Influences on the holiday

Sunday, December 11, 2011

(Photo)
If you read last week's column, you now know the basic roots of our modern Christmas holiday.

However, we now need to look at the influences that have made it into what it is today.

In the 1600s (time of the Puritans), Christianity underwent many reforms.

The basic viewpoints of religion became more strict and because of this, daily rituals were often reevaluated for their religious worth.

Most anything that was fun, was discarded for its lack in the glorification of God ... celebrations were no exception, and therefore, most were done away with ... because of the Puritans, we had a time where Christmas was against the law.

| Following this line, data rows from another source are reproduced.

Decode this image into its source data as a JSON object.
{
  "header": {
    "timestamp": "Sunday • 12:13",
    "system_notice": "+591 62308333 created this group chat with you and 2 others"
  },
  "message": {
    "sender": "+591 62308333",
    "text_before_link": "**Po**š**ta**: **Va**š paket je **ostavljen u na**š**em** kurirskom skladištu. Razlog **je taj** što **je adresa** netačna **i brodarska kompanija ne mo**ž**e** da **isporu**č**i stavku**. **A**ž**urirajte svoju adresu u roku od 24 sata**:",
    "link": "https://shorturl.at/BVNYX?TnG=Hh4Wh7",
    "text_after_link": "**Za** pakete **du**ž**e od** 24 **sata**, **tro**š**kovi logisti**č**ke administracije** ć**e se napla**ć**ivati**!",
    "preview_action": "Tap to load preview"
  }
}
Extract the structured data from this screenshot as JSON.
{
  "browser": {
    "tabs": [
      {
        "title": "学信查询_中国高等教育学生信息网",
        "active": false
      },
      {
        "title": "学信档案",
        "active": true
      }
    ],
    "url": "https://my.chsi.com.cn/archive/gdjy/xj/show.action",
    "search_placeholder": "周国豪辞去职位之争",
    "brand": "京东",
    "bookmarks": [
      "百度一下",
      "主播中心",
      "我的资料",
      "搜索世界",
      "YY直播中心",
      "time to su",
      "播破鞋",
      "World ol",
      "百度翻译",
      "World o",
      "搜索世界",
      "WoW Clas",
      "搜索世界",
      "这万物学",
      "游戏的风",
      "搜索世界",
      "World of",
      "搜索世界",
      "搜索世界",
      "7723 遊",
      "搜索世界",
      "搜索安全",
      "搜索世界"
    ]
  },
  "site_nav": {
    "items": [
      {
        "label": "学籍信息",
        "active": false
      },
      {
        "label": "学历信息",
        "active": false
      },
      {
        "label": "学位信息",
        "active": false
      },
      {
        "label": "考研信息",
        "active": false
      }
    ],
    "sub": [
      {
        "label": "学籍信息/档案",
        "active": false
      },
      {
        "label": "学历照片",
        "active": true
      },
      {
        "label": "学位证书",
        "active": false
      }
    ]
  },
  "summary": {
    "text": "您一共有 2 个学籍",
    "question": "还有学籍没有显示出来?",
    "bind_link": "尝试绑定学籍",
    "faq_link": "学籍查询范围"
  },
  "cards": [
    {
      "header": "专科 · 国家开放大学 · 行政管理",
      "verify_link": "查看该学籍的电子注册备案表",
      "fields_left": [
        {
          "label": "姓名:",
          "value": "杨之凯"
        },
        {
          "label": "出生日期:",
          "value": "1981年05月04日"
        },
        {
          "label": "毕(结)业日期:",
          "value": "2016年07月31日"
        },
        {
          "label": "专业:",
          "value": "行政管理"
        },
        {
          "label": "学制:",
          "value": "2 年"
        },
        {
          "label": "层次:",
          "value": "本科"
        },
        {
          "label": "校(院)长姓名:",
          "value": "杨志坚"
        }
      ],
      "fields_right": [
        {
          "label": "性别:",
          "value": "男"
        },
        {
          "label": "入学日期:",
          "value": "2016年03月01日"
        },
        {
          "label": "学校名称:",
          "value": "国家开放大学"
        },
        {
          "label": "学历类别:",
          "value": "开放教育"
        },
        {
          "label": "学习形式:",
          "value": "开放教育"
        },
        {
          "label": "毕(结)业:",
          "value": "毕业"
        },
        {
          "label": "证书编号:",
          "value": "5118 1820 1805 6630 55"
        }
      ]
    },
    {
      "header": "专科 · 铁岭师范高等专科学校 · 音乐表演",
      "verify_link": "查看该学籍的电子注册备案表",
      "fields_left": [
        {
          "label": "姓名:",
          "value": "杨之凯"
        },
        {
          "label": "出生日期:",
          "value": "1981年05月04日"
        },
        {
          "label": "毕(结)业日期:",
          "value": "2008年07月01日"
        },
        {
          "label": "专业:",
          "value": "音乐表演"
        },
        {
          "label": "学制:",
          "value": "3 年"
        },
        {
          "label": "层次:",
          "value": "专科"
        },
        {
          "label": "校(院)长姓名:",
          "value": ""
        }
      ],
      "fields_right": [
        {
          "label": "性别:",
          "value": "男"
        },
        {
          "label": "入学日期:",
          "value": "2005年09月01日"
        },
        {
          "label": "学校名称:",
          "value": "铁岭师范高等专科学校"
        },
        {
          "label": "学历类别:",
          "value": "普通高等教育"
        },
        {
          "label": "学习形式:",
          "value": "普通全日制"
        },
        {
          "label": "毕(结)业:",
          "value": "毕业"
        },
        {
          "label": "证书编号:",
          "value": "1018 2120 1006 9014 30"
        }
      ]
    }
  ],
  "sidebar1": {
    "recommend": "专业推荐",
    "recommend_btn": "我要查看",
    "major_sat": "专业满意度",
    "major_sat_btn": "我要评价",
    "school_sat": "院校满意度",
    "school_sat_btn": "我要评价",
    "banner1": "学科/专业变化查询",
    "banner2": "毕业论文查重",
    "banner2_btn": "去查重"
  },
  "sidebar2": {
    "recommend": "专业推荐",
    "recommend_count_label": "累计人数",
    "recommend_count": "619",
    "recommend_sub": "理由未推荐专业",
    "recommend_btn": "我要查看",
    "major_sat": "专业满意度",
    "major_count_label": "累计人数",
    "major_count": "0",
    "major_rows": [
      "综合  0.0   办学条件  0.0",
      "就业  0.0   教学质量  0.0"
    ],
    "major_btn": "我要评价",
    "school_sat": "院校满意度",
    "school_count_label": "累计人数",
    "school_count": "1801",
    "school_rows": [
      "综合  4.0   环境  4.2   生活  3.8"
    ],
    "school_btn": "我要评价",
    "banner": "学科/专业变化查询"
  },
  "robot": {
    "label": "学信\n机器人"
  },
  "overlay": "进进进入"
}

They, the Puritans, actually levied a 5-shilling fine for anyone who celebrated Christmas and was not working.

For them, Christmas décor graced the town only if you happened to be wearing red or green while you were in the stocks. Imagine the chaos if someone actually tried to outlaw Christmas today ... Oliver Cromwell did in 1645, and so did the city of Boston from 1659-81 -- and we talk about the lack of reverence for the holiday.

During the 19th Century, there was an expanding divide between the social classes -- sound familiar? New York actually had to institute a police force in response to Christmas riots since people were becoming so upset about the disparity between the social classes. Oh, and all the fine Congressmen we have today, who allegedly claim that there is a "war" on Christmas (check out the cable news channels for this one), and that Christmas has long standing traditions dating back to our forefathers? The old Congresses met and legislated on Christmas Day and did so for more than 60 years -- because it wasn't important enough for them to spend it in reverence.

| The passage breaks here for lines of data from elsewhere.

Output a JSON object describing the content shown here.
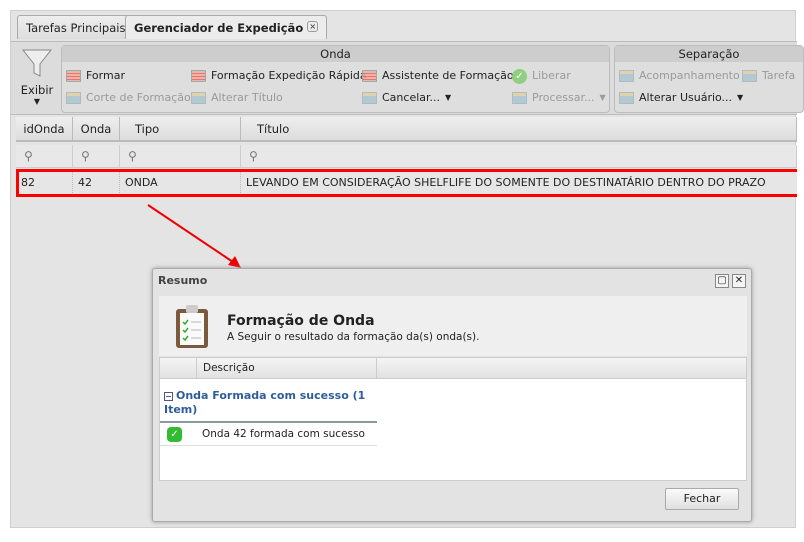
{
  "tabs": [
    {
      "label": "Tarefas Principais"
    },
    {
      "label": "Gerenciador de Expedição",
      "close": "×"
    }
  ],
  "toolbar": {
    "exibir": "Exibir",
    "onda": {
      "title": "Onda",
      "formar": "Formar",
      "formacao_rapida": "Formação Expedição Rápida",
      "assistente": "Assistente de Formação",
      "liberar": "Liberar",
      "corte": "Corte de Formação",
      "alterar_titulo": "Alterar Título",
      "cancelar": "Cancelar...",
      "processar": "Processar..."
    },
    "separacao": {
      "title": "Separação",
      "acompanhamento": "Acompanhamento",
      "tarefa": "Tarefa",
      "alterar_usuario": "Alterar Usuário..."
    }
  },
  "grid": {
    "columns": [
      "idOnda",
      "Onda",
      "Tipo",
      "Título"
    ],
    "rows": [
      [
        "82",
        "42",
        "ONDA",
        "LEVANDO EM CONSIDERAÇÃO SHELFLIFE DO SOMENTE DO DESTINATÁRIO DENTRO DO PRAZO"
      ]
    ]
  },
  "dialog": {
    "title": "Resumo",
    "heading": "Formação de Onda",
    "subheading": "A Seguir o resultado da formação da(s) onda(s).",
    "column": "Descrição",
    "group": "Onda Formada com sucesso (1 Item)",
    "item": "Onda 42 formada com sucesso",
    "close_button": "Fechar"
  },
  "colors": {
    "highlight": "#ff0000",
    "group_text": "#2f5d9a"
  }
}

Of course today, many people's biggest goals are to appear more filial, religious and patriotic than everybody else. I'm a little surprised that it hasn't been suggested to add "Christ" as a prefix to every holiday.

It was during the 1800s that the holiday changed from the raucous celebration to a family oriented holiday. Families realized that strict discipline was not the best way of raising children and instead, opted for love and affection.

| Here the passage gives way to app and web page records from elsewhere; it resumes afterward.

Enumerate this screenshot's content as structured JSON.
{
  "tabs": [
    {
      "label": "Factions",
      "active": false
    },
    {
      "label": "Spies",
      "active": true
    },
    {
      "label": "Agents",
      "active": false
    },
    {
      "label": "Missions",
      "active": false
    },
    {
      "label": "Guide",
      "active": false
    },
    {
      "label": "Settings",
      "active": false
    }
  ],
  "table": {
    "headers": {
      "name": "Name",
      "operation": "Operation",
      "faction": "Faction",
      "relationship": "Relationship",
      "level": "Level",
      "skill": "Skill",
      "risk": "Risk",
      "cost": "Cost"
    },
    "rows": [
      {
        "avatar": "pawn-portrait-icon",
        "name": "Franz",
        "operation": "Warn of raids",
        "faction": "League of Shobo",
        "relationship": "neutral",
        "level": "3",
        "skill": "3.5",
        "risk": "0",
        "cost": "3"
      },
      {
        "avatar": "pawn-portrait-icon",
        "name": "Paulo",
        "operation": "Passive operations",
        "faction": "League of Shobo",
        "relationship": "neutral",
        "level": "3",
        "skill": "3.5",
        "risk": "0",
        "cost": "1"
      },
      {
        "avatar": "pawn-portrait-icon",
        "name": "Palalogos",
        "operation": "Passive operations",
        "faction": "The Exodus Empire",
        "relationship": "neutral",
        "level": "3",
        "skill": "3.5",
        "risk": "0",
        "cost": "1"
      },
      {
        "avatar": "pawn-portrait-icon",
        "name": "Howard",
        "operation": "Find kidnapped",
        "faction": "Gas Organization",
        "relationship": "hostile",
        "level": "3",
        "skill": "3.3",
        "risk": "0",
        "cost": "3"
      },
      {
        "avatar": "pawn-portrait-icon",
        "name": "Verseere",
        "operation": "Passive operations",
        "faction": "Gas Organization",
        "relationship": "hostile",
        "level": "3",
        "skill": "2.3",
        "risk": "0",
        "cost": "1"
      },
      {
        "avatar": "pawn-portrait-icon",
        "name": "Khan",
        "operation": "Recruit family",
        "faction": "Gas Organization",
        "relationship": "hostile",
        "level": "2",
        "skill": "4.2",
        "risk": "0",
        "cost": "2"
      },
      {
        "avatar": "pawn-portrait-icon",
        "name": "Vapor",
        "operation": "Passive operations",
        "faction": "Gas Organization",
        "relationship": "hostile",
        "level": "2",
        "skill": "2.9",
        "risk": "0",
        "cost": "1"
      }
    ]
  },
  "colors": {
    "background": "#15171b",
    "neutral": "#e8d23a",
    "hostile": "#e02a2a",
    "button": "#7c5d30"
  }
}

The children took the forefront and the lavishing of gifts on the children was accepted during the holiday and was no longer considered "spoiling the child."

In my admiration for the power of literature, the Christmas card was born and contained these words: "A Merry Christmas and a Happy New Year to you."

This greeting is still the number one sentiment on Christmas cards today.

The soft glowing scenes of Christmas that are so familiar to us, are thanks, in part, of the Montgomery Ward Company and artists such as Norman Rockwell.

We may as well give a thank you to Washington Irving and Charles Dickens too for the endearing descriptions that helped to shape our current form of Christmas (can you hear all the middle school teachers saying, "I told you so," under their breath?).

Speaking of Dickens, I just attended Beef and Boards, "A Christmas Carol," with North Clay Middle School. What an amazing trip.

Aside from the opportunity for students to be part of an elegant cultural experience, they get to witness one of the best and truest moral lessons in literary history. It is so hard to not get choked up when you see the remorse and regret in Scrooge when he realizes that Tiny Tim isn't going to survive. It isn't the same as reading the book -- it's better; it's real; it's wonderful.

I would like to point out that I may have made a mistake in my previous column. According to Snopes.com, the "X" used commonly in Christmas is not an altered sign of the cross. They say that it stems from the Greek letter "chi" and this is represented by a symbol similar to the letter "X."

According to them, Xian is also sometimes used as an abbreviation of the word Christian. I have heard both explanations.

A professor of mine at ISU, and he studied at IU, claimed that it was the mark of the cross.

I prefer to believe him, but I apologize if I am wrong.